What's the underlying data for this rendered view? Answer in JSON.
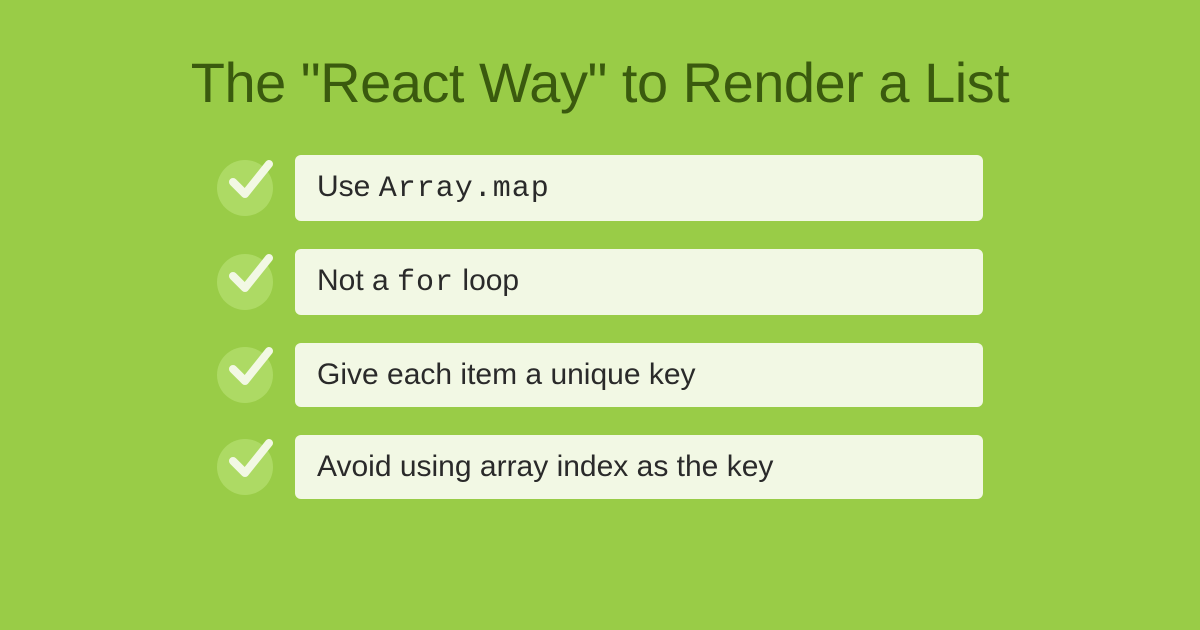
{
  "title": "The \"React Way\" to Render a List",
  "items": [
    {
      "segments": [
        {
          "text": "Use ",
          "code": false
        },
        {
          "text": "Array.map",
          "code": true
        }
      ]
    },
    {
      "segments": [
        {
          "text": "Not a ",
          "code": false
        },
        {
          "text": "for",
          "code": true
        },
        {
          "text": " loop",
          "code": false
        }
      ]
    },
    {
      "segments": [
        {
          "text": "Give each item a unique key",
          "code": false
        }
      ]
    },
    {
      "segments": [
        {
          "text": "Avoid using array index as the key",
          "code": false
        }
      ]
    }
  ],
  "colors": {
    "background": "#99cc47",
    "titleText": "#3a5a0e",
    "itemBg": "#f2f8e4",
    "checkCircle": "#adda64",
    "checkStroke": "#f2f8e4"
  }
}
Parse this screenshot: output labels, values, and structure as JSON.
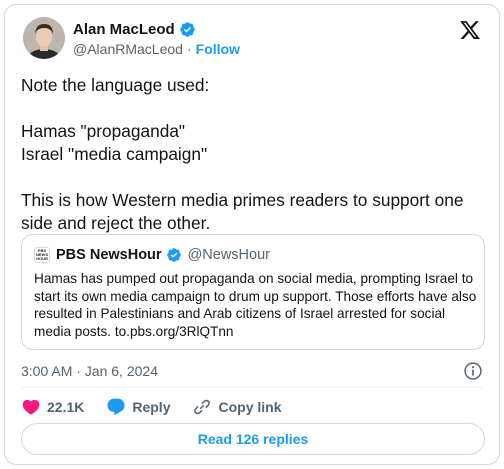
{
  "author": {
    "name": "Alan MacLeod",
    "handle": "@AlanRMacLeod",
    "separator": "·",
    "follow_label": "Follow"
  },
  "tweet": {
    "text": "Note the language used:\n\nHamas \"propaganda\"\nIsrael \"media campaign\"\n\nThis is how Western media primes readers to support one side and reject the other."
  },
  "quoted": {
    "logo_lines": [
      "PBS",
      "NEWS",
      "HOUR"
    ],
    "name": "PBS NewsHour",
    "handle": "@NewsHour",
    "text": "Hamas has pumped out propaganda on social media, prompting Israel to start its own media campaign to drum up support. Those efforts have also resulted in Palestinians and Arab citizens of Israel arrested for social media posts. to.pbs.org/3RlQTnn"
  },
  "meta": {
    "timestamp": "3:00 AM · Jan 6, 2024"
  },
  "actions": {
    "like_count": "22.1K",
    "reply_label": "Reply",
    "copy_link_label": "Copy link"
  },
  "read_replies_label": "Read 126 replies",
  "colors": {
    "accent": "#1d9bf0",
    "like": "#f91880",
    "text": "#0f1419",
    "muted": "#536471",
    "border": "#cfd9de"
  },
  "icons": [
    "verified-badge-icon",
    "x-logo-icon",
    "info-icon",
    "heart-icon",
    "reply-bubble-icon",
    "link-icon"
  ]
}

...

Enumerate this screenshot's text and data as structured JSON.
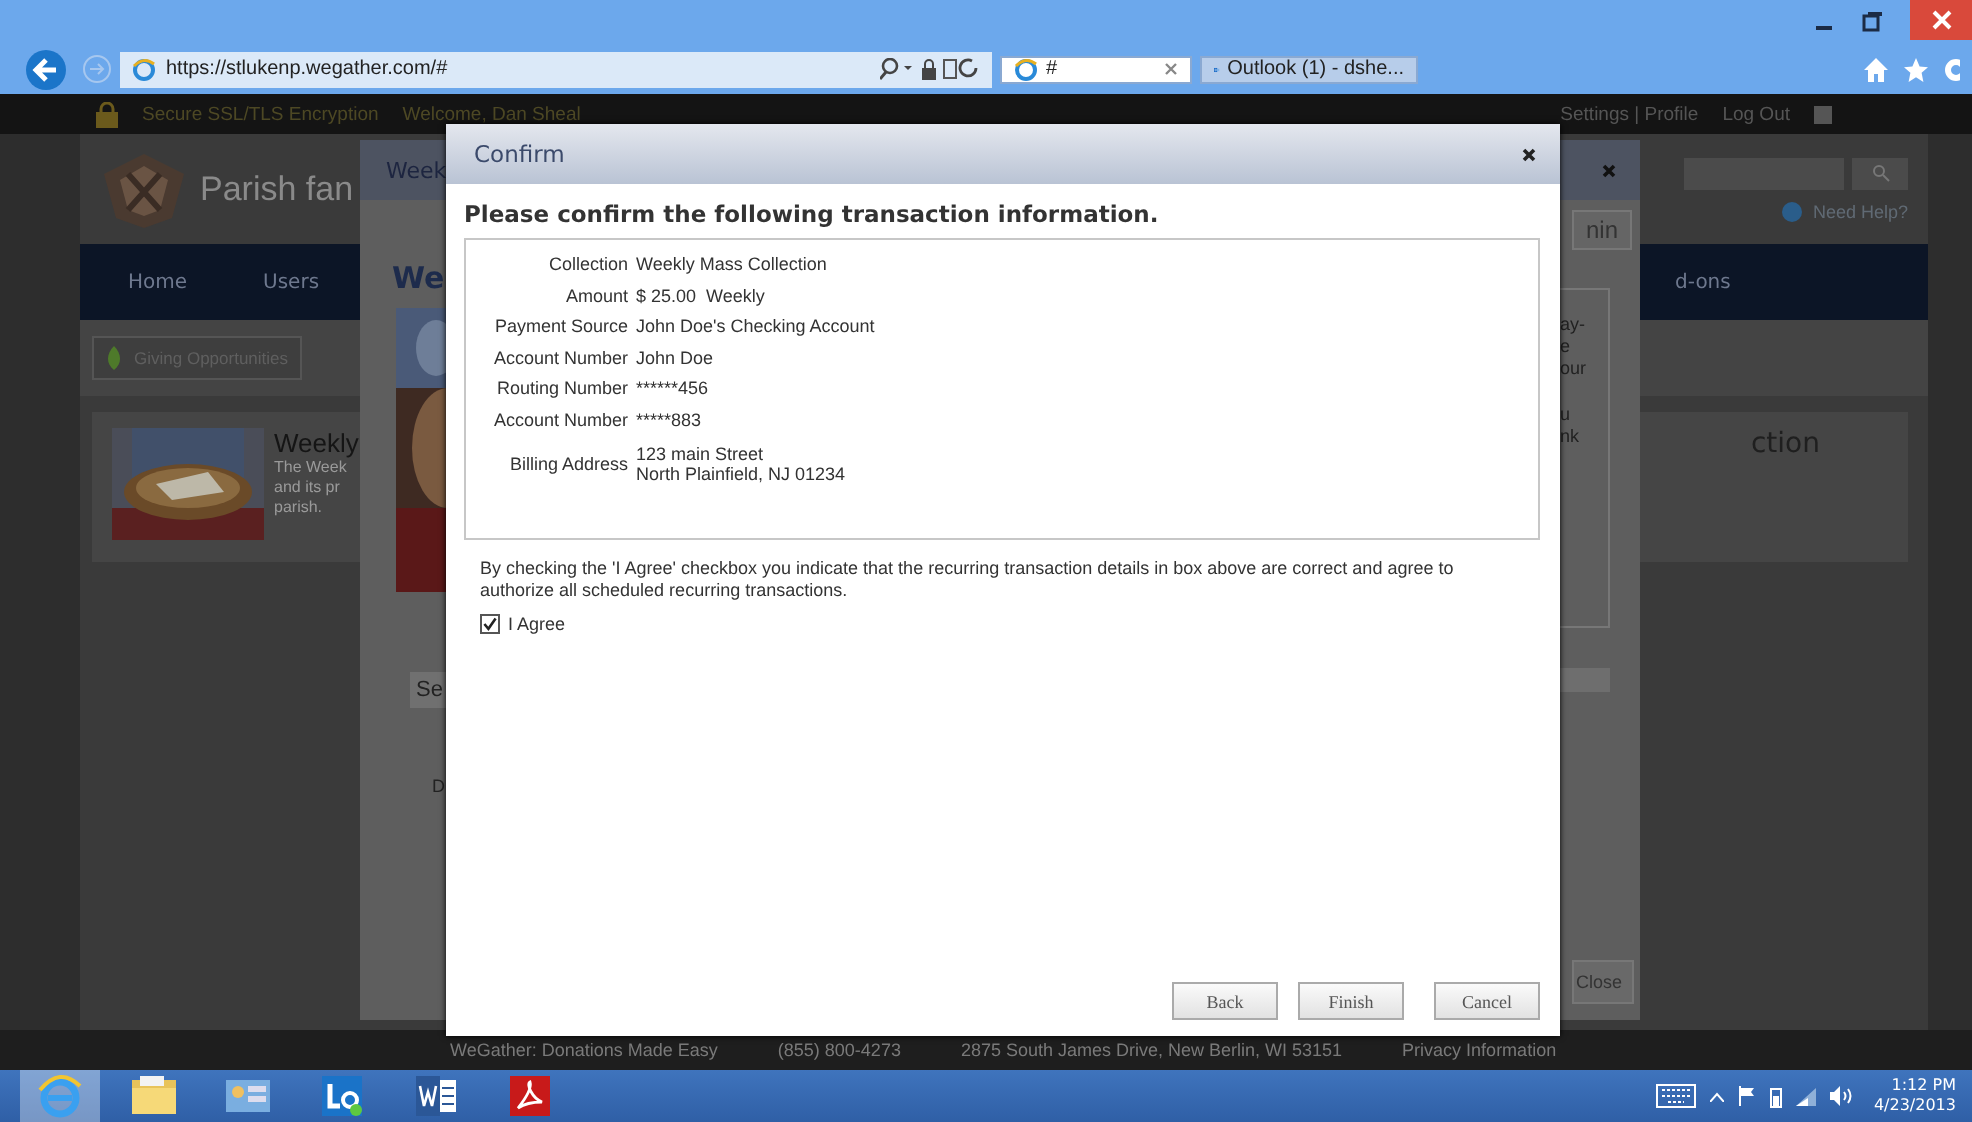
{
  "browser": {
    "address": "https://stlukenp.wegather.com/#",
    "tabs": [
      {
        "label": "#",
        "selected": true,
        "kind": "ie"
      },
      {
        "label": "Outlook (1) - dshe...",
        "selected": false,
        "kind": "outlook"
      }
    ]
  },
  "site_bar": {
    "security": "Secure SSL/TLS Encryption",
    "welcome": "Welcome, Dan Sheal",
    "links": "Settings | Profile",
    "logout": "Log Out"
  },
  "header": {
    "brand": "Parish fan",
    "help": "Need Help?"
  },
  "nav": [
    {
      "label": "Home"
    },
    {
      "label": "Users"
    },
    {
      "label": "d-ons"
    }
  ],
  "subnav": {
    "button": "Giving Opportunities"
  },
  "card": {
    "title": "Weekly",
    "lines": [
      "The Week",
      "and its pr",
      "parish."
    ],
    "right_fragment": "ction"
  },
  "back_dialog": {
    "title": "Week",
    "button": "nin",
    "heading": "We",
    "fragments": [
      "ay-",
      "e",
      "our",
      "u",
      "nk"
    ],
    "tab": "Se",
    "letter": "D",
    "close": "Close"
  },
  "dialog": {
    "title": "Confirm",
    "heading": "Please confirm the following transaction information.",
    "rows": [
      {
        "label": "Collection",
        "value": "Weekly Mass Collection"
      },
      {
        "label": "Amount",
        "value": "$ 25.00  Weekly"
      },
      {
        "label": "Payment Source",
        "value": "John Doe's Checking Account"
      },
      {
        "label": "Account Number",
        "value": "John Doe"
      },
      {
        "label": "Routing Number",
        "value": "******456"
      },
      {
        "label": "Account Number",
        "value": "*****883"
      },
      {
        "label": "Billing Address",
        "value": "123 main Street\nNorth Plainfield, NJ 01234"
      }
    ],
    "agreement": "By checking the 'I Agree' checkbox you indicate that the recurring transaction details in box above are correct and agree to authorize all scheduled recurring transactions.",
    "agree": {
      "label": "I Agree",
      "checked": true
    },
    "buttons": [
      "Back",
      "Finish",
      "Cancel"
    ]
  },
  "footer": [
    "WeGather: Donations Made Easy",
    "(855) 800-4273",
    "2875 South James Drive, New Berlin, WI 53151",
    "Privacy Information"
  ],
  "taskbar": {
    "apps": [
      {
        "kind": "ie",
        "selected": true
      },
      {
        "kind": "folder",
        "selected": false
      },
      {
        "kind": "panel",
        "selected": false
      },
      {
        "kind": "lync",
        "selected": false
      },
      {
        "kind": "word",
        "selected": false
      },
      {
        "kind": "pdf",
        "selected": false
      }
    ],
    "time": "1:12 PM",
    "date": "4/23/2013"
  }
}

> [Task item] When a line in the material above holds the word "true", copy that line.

> [Solution for this exercise]
          "code": true
          "code": true
        "selected": true,
      "checked": true
        "selected": true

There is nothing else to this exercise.